Information on place of burial or commemoration can be obtained from the Commonwealth War Graves Commission website. They can also supply some military and personal details.


Further Reading:

Imperial War Museum website

Austerberry, B. (1999) Gazetted Awards to NCOs and other ranks of the aerial forces, 1914-1924. Jade Publishing.

Hobson, C M. (1995) Airmen Died in the Great War. J B Hayward & Son:

McInnes, I. & Webb, J.V. (1991) A Contemptible Little Flying Corps: Being a Definitive and Previously Non-Existent Roll of Those Warrant Officers, N.C.O.s and Airmen Who Served in the Royal Flying Corps Prior to the Outbreak of the First World War. London Stamp Exchange.

Spencer, William. (2008) Air Force Records for Family Historians. The National Archives.

Tomaselli, Phil. (2007) Tracing Your Air Force Ancestors.

Williamson, H.J. (1992) The Roll of Honour: Royal Flying Corps and Royal Air Force for the Great War 1914-1918. Naval & Military Press.


[1] Herber, Mark. (2004) Ancestral trails. P. 432. Sutton Publishing.

[2] Ibid.

[3] Ibid.

[4] Royal Airforce Museum. (2008) Information Sheet No.1: Personnel Records, First World War, RFC, RNAS, RAF, WRAF.

[5] Ibid.

[6] Ibid.

[7] The National Archives. Royal Air Force officers’ service records 1918-1919.

[8] The National Archives. Women’s Royal Air Force Service Records 1918-1920.

[9] Ibid.

[10] Royal Airforce Museum. (2008) Information Sheet No.1: Personnel Records, First World War, RFC, RNAS, RAF, WRAF.

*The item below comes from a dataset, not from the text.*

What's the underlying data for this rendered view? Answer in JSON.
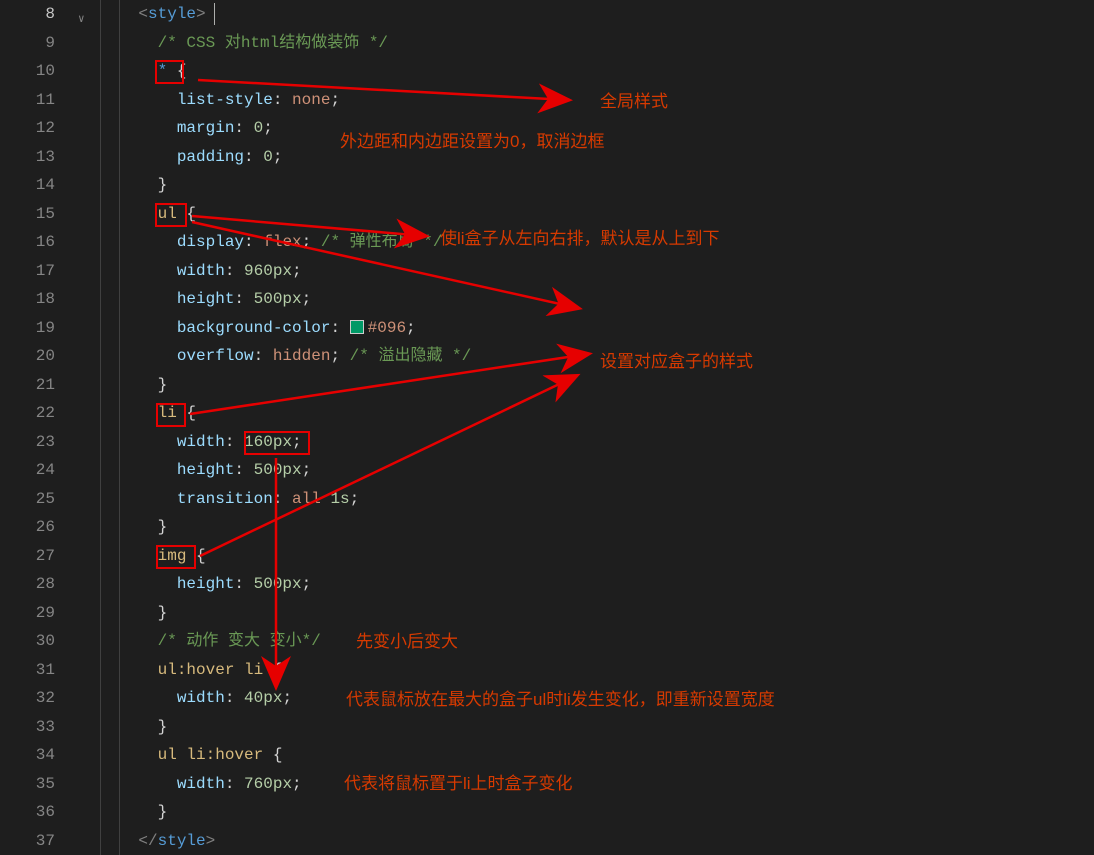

[11] Ibid.

[12] Royal Airforce Museum. (2008) Information Sheet No.1: Personnel Records, First World War, RFC, RNAS, RAF, WRAF.